Task goal: Locate the word "Murdered" in the entries below, then gather every line that holds it.

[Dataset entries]
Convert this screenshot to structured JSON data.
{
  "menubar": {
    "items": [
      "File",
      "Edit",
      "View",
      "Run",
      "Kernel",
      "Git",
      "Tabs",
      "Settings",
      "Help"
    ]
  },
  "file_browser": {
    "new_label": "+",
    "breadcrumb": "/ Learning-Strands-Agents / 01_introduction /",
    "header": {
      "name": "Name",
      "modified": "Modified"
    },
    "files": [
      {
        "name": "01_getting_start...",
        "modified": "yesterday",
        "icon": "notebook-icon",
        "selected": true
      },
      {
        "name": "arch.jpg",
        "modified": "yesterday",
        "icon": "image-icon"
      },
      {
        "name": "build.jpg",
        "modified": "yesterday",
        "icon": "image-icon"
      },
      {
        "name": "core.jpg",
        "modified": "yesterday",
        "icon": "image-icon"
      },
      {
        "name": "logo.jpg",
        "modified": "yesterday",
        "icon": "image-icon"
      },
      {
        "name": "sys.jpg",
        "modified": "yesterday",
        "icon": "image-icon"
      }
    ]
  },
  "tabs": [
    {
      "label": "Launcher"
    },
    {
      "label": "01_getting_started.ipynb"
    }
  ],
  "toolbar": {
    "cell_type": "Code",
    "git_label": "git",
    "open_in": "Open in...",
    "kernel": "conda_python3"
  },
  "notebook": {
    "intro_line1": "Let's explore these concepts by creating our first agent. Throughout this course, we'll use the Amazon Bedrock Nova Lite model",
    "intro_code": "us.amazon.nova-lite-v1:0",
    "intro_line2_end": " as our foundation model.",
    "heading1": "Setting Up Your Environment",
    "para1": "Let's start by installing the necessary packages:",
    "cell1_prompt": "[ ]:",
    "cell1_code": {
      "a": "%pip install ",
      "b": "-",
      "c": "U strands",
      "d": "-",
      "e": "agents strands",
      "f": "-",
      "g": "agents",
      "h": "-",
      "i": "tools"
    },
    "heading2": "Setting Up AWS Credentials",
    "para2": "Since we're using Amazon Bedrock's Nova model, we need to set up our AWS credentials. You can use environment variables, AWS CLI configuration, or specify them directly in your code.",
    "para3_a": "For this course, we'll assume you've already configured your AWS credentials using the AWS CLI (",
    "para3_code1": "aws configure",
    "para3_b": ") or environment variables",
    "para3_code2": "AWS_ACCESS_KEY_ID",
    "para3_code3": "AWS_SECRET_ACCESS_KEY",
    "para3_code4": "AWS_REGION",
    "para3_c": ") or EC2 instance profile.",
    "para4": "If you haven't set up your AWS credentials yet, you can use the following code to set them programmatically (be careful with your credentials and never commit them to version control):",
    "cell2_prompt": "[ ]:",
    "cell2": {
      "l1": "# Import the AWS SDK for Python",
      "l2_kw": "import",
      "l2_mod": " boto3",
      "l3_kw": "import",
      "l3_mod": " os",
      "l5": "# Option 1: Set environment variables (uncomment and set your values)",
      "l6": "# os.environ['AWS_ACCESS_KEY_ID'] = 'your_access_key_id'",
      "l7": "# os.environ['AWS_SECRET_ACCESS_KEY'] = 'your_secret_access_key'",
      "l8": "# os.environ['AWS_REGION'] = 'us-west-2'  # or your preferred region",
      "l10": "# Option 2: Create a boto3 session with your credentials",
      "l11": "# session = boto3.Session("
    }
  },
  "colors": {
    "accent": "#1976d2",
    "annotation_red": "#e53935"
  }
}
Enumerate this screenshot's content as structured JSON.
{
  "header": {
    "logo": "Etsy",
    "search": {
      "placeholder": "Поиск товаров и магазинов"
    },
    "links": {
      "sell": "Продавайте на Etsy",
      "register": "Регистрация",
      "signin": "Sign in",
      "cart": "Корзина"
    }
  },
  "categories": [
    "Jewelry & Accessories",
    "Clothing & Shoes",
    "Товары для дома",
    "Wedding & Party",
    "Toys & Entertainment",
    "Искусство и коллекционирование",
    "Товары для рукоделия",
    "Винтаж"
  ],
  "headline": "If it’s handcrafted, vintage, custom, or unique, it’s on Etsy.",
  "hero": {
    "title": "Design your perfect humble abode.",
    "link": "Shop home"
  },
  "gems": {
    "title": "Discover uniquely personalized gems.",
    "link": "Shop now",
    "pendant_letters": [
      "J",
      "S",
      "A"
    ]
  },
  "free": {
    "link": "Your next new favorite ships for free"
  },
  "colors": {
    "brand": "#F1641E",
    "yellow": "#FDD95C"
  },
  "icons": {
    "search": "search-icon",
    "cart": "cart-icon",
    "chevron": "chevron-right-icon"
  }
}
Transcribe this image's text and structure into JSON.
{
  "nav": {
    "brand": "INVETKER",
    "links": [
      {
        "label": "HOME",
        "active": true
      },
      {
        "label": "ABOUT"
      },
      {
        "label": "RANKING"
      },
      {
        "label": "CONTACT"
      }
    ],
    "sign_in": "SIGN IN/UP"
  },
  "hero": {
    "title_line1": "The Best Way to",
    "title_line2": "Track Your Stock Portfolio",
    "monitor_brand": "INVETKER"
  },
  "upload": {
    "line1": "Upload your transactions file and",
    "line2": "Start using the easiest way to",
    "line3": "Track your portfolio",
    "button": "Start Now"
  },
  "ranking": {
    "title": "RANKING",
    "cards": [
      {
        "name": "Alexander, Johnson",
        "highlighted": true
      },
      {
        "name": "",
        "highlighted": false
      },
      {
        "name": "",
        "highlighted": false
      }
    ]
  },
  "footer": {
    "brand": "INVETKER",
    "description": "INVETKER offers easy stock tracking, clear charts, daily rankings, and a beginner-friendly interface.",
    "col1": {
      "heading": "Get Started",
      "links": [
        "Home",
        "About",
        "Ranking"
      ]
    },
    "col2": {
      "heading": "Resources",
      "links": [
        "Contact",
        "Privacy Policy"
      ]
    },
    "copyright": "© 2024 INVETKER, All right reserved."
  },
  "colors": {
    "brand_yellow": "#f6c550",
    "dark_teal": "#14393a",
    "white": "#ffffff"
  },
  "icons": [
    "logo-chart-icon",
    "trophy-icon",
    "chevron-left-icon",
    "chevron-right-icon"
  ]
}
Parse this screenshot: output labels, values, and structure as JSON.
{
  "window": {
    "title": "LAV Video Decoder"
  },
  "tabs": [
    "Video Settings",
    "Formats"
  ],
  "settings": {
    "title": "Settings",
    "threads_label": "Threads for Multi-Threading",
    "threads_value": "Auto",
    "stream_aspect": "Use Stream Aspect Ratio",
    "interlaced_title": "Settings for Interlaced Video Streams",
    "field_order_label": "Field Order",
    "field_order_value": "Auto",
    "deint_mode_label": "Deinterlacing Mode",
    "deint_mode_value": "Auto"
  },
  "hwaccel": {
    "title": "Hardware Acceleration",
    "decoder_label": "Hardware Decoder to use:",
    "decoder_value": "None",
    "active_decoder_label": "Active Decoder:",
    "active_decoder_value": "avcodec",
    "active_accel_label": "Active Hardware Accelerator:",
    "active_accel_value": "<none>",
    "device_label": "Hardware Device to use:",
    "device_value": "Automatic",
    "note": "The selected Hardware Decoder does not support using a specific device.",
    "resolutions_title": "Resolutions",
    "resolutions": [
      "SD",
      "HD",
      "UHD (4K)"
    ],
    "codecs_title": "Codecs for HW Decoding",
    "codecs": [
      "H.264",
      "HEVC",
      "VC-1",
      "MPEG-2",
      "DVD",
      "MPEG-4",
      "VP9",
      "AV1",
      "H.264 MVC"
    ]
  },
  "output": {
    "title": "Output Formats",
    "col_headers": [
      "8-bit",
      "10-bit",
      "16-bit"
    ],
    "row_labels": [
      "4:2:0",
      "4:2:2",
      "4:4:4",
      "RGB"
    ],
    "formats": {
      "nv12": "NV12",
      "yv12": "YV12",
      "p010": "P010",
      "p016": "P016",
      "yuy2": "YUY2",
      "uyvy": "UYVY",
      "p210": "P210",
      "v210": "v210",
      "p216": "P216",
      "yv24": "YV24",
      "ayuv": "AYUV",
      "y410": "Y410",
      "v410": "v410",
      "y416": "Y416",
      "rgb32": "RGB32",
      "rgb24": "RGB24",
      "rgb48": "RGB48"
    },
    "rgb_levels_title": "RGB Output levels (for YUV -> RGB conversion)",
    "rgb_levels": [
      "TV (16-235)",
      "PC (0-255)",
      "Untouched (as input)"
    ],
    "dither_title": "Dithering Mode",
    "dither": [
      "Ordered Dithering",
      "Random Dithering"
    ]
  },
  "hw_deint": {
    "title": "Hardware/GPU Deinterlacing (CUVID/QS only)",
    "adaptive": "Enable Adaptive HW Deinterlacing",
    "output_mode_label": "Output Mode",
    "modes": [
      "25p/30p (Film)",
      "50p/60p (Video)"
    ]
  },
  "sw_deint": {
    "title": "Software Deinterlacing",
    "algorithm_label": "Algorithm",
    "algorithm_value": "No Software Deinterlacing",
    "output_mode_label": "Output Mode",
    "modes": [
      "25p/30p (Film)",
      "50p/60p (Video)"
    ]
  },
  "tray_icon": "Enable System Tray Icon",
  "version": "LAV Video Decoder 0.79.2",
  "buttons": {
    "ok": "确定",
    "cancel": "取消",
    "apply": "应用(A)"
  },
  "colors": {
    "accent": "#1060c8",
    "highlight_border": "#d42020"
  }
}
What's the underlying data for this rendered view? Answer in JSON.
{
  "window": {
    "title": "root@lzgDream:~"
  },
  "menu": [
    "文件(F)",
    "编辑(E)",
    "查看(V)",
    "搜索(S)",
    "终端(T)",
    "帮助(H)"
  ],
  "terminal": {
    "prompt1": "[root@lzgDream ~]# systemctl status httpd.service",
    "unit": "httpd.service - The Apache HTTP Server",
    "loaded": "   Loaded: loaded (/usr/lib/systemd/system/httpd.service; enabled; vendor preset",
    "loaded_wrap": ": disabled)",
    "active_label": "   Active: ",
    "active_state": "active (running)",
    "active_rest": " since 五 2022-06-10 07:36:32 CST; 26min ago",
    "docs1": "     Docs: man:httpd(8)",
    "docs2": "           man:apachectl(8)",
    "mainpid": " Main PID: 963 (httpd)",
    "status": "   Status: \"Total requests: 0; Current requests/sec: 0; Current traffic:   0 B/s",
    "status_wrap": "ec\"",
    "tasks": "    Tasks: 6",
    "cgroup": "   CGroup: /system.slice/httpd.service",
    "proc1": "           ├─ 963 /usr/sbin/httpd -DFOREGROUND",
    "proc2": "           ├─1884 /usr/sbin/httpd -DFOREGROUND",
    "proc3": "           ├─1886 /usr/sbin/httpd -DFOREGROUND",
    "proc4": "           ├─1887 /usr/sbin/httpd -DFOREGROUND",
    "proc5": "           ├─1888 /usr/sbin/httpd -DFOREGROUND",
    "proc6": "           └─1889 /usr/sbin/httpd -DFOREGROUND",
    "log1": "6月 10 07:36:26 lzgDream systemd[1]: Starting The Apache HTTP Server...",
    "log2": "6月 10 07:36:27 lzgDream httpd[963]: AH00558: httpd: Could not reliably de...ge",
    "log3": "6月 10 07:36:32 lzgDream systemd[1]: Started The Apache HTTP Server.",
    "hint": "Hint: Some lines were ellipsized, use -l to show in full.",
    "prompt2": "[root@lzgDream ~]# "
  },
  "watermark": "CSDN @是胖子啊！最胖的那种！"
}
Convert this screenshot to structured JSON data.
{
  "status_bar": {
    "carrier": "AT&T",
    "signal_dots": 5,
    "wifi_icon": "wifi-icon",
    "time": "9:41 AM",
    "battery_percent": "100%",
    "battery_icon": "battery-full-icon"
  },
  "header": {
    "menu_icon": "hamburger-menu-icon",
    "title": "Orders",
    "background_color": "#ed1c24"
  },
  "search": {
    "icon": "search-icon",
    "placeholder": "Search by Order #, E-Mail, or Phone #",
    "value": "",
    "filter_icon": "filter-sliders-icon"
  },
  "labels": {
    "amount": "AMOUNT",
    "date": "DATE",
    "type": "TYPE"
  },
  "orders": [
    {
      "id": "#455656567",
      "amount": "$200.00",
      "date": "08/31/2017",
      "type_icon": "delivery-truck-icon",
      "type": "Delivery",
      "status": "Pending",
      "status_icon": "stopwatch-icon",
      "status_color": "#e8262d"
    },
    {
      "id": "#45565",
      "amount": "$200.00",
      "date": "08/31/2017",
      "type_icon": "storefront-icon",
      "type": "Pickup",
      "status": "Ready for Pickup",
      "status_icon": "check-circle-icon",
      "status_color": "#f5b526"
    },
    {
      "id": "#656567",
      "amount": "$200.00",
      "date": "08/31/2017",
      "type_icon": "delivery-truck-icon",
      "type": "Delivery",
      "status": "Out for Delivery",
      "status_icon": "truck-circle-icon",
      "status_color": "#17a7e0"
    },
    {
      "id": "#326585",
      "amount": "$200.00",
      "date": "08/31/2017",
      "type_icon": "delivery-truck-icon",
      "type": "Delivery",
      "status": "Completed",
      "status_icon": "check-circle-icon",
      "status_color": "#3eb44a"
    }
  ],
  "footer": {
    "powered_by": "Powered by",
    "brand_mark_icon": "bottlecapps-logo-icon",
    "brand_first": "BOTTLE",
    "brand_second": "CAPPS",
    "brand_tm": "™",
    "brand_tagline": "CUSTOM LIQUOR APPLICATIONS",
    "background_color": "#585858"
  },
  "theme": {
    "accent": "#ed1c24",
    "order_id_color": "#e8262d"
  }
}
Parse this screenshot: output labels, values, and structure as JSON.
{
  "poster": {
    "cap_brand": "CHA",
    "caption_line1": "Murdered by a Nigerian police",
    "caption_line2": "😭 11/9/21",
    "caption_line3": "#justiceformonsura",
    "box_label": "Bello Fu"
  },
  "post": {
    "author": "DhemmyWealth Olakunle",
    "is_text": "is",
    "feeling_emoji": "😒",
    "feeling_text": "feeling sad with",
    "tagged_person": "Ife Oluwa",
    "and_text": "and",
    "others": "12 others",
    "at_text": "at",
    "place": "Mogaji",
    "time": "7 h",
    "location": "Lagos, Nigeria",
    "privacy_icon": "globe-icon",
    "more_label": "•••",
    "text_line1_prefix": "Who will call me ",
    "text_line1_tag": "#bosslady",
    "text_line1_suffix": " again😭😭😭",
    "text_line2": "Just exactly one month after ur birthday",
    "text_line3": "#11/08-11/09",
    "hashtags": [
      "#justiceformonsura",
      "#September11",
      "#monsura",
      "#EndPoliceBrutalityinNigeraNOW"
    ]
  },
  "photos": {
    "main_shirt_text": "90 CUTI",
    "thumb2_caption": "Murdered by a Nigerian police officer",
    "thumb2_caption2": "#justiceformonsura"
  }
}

Written reply:
    "caption_line1": "Murdered by a Nigerian police",
    "thumb2_caption": "Murdered by a Nigerian police officer",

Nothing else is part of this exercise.